Dataset rows for apps and sites
⟨

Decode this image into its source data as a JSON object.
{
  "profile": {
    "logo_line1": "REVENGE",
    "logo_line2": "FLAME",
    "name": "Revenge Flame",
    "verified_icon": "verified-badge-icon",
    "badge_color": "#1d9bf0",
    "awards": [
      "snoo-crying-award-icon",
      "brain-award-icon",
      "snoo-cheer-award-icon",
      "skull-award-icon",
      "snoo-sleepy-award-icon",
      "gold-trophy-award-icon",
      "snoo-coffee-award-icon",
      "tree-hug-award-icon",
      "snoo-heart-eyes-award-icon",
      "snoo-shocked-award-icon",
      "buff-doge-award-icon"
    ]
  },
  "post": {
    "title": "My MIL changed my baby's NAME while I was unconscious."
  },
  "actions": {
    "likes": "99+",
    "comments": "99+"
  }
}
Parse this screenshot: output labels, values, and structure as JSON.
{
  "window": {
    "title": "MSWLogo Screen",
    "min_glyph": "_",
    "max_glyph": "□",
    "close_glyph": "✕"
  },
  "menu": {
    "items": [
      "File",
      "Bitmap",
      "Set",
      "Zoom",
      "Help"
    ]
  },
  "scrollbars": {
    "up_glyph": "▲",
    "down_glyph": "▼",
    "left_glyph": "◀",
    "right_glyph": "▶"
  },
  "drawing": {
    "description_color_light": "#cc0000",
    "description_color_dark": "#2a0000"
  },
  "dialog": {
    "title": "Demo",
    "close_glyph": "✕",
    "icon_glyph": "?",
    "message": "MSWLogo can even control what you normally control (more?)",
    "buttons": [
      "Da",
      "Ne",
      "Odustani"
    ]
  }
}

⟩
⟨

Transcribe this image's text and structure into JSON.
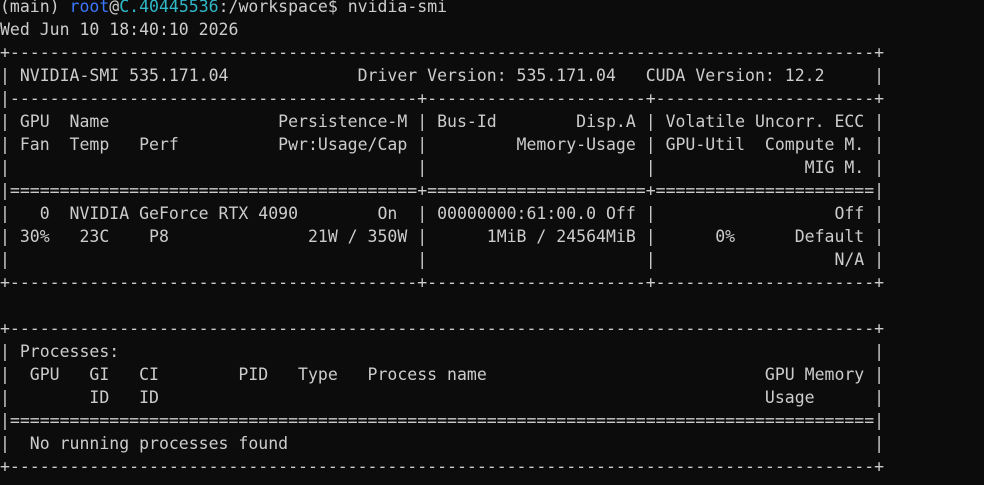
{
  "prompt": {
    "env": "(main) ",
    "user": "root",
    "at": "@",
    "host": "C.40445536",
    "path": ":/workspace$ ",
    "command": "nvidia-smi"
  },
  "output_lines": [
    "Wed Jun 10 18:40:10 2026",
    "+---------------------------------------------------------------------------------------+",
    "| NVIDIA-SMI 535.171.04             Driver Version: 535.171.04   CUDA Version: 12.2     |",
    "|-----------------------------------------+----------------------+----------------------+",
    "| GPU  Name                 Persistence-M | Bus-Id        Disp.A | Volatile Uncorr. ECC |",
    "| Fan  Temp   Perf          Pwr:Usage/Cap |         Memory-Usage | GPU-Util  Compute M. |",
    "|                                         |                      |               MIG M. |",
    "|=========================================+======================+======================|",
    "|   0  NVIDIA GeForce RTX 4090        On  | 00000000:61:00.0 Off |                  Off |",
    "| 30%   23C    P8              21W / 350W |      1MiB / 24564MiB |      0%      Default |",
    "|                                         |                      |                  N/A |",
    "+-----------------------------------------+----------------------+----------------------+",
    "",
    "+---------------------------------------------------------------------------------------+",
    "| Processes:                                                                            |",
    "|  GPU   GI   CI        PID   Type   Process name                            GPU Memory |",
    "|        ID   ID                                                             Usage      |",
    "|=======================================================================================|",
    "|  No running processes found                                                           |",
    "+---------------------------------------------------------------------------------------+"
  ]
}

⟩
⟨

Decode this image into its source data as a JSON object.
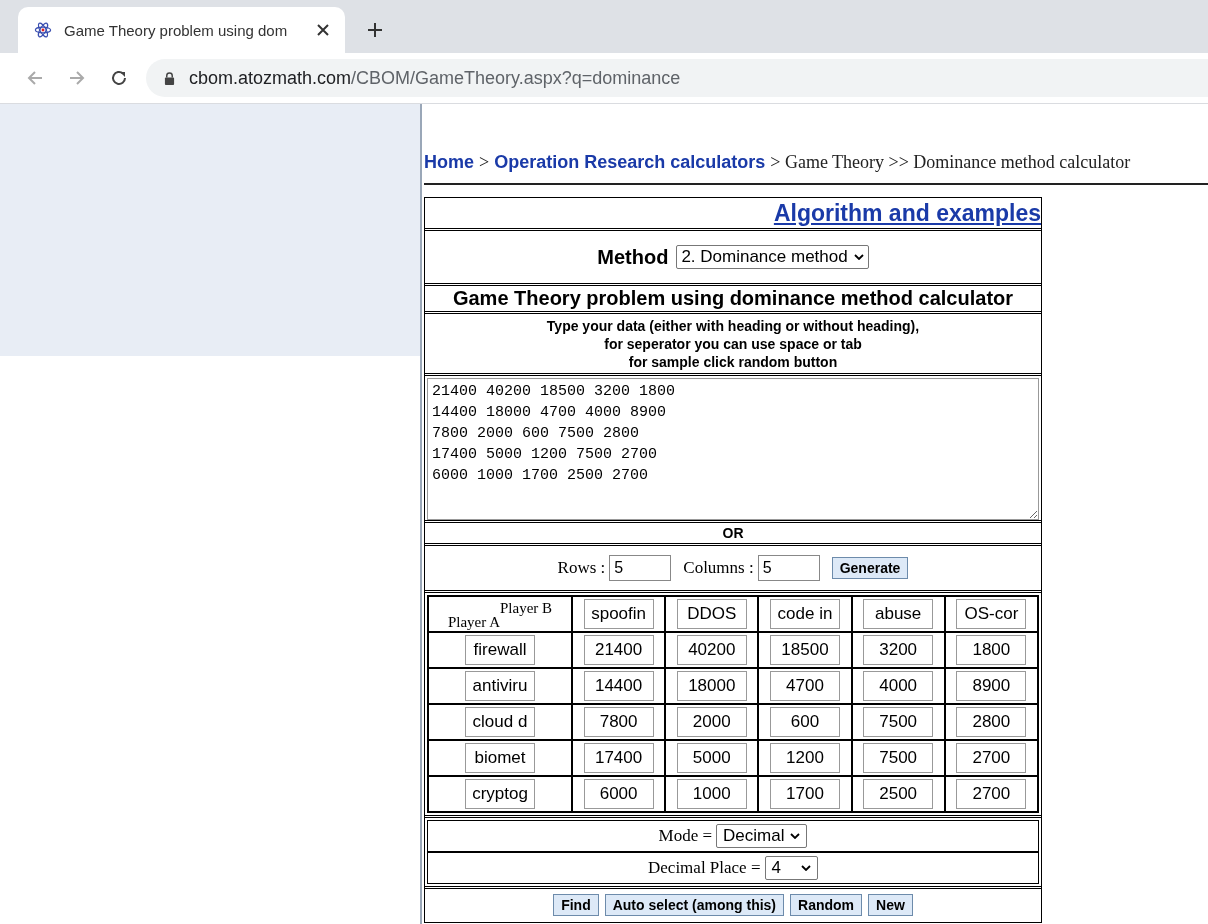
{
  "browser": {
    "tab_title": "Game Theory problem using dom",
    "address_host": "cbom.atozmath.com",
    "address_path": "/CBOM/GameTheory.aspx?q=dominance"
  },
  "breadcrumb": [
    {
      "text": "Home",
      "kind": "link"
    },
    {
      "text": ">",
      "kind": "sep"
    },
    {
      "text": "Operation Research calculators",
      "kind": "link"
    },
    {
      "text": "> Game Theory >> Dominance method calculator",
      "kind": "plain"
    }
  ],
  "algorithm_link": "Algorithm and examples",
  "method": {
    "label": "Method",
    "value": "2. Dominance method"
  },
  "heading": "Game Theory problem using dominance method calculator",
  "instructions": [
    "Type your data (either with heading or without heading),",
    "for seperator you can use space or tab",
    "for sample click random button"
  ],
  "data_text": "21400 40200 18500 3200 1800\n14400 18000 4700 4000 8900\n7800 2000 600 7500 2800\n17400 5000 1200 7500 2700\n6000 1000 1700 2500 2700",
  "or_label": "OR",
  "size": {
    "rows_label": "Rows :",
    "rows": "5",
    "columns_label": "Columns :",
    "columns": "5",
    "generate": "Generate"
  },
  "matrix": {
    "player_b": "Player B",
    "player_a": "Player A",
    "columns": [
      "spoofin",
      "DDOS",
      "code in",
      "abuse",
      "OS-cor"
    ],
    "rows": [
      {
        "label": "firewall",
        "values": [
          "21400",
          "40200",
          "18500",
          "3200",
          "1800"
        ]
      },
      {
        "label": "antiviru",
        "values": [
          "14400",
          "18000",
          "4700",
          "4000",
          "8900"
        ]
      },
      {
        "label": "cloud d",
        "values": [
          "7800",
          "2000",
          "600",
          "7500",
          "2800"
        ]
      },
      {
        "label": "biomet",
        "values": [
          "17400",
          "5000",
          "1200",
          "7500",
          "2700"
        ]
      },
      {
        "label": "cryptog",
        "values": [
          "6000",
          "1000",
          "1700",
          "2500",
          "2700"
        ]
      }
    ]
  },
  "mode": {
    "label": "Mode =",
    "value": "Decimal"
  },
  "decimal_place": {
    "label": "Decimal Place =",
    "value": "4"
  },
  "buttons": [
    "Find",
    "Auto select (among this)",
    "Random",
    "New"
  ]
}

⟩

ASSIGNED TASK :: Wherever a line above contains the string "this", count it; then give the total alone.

EXERCISE SOLUTION :: 5